When the European Hell of the middle of the 20th Century finally ended, many of the Jews who had survived made their way to Palestine, and in '48 managed, with considerable armed struggle and violence, to make a sovereign state with special legal status for Jews -- Israel, "the Jewish State." Though Jews had lived in the region for centuries, under Ottoman and then under British rule, at the time Israel was founded, and for the first generation after the founding, the cultural and social face of Jewish Israel was very heavily Mitteleuropean and heavily German flavored. Astonishing as it seems, the Jews fleeing Germany in fear, horror, bitterness and anger took the music, theater, and childrens' lullabies they loved most to the kibbutzim in Israel.
Even Wagner was still beloved by German Jews, and an understood ban on its performance by Israel's big symphony orchestras has often been broken, usually by visiting guest conductors like Mehta. Some of the audience boo and hiss and stalk out of the hall.
Most stay. Many give this music they love so much, the noisy hours of gods, goddesses, heroes, heroines and underground demons battling to save and destroy the world, a standing ovation. It's their music. In their hearts and memories no other music can take its place.
I apologize that the world is not a simple place. Even Israel is not a simple place. So here, on a sunny day in Jerusalem, is a beautiful old Kinderlied from deutschesprache Europe, warbled by an Israeli canary. I hope you enjoy it as much as I do.
Ah, someone on the Web has been kind enough to provide an English translation for Sausage and Train Station Bob.
This song is by Wilhelm Hey (1789-1854)
Many thanks to Ulrike Bernhard for contributing this song ... Thanks also to Monique Palomares for the English translation.
Here's what the young girl sings in the middle of Jerusalem on such a sunny day:
Do you know how many little stars there are
In the wide blue sky?
Do you know how many clouds go about
Over the world?
The Lord God counted them so well,
That none are missing
From the whole lot of them,
From the whole lot of them.
Do you know how many little flies play

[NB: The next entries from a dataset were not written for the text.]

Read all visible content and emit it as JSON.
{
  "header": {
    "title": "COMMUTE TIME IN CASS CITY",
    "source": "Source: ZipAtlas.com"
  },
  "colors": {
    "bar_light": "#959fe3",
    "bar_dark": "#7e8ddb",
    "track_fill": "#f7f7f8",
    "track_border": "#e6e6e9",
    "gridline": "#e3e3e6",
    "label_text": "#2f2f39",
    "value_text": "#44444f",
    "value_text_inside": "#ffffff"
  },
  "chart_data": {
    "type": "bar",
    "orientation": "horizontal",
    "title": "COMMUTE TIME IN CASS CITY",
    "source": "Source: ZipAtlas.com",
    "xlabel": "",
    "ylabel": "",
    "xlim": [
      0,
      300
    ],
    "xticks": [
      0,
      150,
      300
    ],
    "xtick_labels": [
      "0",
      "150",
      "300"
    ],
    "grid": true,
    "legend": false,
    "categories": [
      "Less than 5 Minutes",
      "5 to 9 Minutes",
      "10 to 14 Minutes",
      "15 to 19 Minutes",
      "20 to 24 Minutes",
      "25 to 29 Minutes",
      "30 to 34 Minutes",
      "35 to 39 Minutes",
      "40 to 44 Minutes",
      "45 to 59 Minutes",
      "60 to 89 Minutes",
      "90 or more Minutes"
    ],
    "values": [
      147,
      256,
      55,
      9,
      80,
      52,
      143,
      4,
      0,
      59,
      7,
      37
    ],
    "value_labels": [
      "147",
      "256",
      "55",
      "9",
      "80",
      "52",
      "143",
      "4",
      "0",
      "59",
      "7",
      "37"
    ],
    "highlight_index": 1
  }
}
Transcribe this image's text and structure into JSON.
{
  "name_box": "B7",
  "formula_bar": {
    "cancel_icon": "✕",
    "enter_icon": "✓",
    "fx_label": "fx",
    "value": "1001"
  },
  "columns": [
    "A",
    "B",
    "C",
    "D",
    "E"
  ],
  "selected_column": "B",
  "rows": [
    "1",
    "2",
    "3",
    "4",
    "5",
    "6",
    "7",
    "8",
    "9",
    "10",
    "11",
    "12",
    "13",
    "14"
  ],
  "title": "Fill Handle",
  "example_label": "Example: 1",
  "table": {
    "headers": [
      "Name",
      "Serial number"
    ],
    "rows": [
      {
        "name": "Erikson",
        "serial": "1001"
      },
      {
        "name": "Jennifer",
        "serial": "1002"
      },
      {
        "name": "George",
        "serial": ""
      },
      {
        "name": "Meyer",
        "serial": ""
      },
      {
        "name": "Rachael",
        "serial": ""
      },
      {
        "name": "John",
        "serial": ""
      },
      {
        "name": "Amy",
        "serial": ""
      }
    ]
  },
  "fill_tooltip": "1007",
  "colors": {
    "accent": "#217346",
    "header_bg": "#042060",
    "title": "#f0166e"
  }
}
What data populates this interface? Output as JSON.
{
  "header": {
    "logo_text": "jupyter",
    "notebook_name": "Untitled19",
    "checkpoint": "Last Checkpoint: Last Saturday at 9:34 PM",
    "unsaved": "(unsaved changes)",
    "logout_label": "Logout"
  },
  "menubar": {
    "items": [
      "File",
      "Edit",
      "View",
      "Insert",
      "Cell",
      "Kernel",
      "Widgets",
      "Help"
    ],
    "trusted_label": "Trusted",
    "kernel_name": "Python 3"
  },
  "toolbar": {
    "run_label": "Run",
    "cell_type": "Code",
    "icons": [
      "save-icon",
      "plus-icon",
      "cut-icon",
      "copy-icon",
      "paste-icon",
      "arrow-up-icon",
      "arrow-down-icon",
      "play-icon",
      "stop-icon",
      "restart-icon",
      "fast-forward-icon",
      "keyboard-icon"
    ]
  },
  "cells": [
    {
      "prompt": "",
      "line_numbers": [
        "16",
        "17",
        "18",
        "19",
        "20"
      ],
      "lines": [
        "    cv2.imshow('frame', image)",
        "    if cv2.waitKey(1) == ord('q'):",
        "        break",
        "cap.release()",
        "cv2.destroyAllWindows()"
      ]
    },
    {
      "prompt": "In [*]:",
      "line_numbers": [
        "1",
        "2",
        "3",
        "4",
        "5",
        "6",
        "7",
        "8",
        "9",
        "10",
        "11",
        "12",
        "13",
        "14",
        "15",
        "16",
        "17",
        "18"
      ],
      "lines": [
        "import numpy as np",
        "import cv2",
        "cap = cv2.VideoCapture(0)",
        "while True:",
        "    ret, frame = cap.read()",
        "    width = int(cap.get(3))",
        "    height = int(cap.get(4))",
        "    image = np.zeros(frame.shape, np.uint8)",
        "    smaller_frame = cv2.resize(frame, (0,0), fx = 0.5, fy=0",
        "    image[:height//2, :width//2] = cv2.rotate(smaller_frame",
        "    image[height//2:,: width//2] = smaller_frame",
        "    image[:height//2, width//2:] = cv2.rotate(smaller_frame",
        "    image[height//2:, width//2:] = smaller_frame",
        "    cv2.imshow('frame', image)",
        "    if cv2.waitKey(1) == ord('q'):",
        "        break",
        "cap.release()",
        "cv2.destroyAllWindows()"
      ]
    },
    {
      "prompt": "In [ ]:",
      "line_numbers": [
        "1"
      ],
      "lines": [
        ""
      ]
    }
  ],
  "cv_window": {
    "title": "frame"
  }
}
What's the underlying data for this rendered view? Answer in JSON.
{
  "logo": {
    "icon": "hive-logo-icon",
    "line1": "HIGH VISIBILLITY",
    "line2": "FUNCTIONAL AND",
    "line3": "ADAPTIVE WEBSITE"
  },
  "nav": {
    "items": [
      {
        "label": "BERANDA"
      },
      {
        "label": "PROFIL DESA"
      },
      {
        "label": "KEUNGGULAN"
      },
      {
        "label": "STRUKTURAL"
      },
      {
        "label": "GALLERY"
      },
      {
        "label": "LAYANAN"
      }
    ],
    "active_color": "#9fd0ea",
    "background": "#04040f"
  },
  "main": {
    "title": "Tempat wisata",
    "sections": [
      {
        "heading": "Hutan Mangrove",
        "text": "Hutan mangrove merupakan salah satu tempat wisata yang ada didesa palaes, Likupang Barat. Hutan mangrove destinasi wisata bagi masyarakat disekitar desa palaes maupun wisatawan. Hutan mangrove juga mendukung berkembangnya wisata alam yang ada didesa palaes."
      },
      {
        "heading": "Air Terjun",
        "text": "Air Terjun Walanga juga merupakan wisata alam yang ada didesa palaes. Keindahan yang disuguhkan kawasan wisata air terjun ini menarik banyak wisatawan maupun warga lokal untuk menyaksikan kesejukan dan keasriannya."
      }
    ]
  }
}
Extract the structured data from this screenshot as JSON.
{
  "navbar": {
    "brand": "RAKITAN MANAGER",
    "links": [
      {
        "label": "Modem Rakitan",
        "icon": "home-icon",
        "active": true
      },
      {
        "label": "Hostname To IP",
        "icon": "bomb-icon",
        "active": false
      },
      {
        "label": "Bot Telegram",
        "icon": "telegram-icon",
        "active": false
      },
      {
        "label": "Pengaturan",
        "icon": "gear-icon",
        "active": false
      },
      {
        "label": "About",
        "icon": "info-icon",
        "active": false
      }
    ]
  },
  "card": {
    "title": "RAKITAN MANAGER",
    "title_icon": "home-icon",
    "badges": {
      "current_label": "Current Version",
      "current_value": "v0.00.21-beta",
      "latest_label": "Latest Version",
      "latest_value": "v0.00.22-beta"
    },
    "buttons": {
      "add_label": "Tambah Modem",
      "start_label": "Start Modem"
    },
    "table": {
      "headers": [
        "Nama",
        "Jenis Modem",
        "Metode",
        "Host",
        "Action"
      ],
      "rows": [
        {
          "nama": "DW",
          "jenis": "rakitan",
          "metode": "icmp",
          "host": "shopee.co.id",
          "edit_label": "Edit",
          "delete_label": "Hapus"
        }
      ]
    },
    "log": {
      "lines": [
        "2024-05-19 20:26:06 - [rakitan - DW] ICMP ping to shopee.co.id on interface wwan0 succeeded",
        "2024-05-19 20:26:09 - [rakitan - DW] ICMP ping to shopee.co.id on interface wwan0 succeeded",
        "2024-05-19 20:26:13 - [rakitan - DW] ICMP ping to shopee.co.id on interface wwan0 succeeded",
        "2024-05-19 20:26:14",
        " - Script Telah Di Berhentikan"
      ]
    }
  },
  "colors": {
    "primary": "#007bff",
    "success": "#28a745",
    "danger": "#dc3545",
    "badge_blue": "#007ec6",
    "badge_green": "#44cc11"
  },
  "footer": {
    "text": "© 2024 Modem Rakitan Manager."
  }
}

In the clear heat of Summer?
How many little fishes cool themselves
In the clear high tide?
The Lord God called them by name,
So they all came to life,
And they're all so happy now.
Do you know how many children,
Get up early from their bed,
That they're without worry and sorrow,
Happy all day long?
God in Heaven has, for everyone,
His pleasure, his welfare,
Knows you too and loves you.